Each year, on the seventh day of Sukkot Jews engage in the following ritual. First, we walk around the synagogue circling the Torah scroll seven times while holding the four species; i.e., palm branch, citron fruit, myrtle, and willow (see Leviticus 23:40). After these seven revolutions we put down the four species and each member of the congregation picks up five aravot — willow branches. After reciting additional liturgy, everyone beats the willow branches on the floor five times. The entire liturgy leading up to this ritual act focuses on prayers to G-d for rain in advance of the coming winter season. The central phrase of this lengthy liturgy is Hosha-na — Please save. It is after this phrase, repeated countless times in the service, that the entire ritual is named. Hoshanot
At the very end of Hoshanot just after beating the ground with the five aravot, it is customary to say a yehi ratzon — a specific and direct request to G-d. In this paragraph, we use an unusual — to my knowledge, unique — phrase. We refer to the practice of beating the aravot as minhag neviim — a custom of the prophets. The simple understanding of this phrase is that the custom in question was instituted by the neviim — the prophets. Why does it matter that the custom was instituted by neviim? Why mention this historical fact in a yehi ratzon asking G-d to answer our prayers? Why does the prayer stress that it is a minhag neviim by mentioning it twice?
Just prior to beating the aravot we recite a second unusual phrase. Kol mevaser, mevaser ve’omer — “The sound heralds, heralds and states”. What does this mean?
I believe that these two unusual phrases explain each other and contain the key to understanding what hoshanot are all about.
In his commentary to Genesis 12:6, Nachmanides writes:
“Know, that any ‘decree of the watchers’ (i.e. prophecy, see Daniel 4:14) when it emerges from the force of a representative act (poel dimyon) the decree must absolutely be fulfilled. For this reason, prophets perform prophetic actions such as Jeremiah’s command to Baruch to tie a stone to the scroll and to throw it in the river and to say ‘so will Bavel sink.’ (Jeremiah 51:63-64), so too when Elisha placed his arm on the bow… (Kings 13:17).
There are numerous examples of prophets performing actions that represent the content of their prophecy. Nachmanides explains that such actions serve to ratify those prophecies and make them absolutely certain to be fulfilled. (The implications of this idea for prophecies that do not involve such actions is discussed at length by the Rabbenu Nissim in Derashot HaRa”N, derasha 2)
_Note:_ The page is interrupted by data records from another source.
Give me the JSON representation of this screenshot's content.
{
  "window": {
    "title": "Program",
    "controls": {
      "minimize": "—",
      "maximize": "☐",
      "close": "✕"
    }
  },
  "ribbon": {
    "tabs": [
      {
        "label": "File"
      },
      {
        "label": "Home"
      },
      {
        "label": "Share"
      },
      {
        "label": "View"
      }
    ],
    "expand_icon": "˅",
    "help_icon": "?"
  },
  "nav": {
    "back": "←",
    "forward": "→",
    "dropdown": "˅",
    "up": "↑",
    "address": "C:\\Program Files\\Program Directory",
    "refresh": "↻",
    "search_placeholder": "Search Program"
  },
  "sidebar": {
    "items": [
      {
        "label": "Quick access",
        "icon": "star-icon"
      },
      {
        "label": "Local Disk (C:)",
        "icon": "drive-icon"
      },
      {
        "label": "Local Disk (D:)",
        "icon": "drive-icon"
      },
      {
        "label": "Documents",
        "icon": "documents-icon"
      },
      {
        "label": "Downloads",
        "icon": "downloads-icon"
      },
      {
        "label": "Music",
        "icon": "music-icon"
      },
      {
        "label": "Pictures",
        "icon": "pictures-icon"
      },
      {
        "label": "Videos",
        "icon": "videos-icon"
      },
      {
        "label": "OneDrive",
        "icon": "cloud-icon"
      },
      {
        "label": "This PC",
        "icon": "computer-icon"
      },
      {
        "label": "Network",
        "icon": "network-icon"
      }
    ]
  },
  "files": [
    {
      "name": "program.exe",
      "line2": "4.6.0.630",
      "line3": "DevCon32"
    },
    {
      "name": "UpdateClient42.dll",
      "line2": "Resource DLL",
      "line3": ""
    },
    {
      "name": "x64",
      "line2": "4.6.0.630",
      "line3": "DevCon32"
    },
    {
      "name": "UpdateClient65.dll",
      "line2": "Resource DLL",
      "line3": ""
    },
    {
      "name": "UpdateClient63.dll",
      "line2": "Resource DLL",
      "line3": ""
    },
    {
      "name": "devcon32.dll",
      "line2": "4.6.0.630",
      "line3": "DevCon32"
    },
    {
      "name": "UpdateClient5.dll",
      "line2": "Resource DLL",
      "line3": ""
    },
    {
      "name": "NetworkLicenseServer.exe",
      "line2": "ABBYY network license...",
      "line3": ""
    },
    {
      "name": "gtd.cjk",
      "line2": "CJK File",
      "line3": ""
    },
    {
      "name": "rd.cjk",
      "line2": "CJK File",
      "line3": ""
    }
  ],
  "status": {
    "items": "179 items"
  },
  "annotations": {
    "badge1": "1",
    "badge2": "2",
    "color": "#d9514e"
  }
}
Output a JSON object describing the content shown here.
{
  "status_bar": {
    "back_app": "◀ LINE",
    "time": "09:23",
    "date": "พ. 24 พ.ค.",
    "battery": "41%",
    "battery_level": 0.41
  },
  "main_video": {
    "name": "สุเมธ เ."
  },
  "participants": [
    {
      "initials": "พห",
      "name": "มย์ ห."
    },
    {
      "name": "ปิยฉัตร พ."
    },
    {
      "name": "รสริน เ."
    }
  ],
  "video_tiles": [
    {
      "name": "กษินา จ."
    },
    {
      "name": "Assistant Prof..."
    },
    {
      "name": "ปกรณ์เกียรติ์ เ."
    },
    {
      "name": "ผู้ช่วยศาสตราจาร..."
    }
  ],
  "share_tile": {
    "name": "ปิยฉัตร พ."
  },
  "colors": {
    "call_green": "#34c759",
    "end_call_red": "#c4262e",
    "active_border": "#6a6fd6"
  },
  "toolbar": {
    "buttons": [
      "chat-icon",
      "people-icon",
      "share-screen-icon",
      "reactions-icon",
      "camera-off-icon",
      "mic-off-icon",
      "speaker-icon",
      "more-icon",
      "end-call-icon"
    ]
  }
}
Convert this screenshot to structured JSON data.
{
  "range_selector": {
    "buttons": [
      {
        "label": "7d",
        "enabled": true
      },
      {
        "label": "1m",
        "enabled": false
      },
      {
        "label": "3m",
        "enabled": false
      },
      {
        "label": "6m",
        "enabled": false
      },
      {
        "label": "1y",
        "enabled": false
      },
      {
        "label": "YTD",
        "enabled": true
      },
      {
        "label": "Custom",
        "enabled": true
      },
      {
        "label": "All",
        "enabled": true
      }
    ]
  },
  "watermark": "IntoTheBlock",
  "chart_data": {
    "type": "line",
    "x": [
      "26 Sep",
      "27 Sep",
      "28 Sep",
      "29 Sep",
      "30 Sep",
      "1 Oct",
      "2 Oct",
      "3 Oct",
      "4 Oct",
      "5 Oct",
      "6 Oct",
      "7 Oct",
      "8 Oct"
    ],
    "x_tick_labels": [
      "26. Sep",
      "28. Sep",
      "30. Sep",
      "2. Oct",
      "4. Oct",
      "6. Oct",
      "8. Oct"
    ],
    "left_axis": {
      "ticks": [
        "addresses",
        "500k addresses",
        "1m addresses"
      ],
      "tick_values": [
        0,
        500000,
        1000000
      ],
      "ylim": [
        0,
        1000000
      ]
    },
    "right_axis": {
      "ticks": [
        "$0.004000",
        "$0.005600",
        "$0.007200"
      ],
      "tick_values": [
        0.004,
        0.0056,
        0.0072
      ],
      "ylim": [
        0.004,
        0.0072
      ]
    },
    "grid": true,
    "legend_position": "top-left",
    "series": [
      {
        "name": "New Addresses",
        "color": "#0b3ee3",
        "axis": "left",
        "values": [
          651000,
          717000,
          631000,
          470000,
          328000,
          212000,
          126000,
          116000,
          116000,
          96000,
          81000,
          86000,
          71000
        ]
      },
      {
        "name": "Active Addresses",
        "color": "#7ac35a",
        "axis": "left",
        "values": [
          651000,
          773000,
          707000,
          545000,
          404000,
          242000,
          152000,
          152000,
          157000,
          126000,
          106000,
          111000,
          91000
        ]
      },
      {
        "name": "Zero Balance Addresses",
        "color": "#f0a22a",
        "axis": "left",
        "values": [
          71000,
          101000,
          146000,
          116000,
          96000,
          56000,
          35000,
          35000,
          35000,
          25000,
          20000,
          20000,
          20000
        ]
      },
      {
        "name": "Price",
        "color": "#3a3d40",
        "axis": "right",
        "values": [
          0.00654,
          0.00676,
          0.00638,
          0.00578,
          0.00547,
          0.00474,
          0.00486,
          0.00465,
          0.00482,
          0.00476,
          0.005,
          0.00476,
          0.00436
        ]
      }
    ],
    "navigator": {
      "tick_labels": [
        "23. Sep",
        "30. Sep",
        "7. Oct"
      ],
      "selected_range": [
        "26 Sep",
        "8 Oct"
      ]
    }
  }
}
Think of the sound of a synagogue full of aravot hitting the floor. The sound is almost identical to that of a hard rainfall. The aravot — willows of the brook — which require abundant water hitting the ground like rain and making the sound of rain. We perform this representative action and say “Kol mevaser!” “The sound heralds!” After many paragraphs of pleading with G-d to save us “Hosha Na!” we take our prayers to another level. Just as a prophet ratifies and secures the positive outcome of his prophecy through representative action, we make our prayers more likely to be fulfilled by performing an action that represents those prayers. It is no longer merely a request. We have done a representative action. In the words of the Nachmanides, “the decree must absolutely be fulfilled.”
To put it another way: When we hit beat the aravot on the floor we behave like prophets. Minhag neviim — a custom of the prophets — indeed!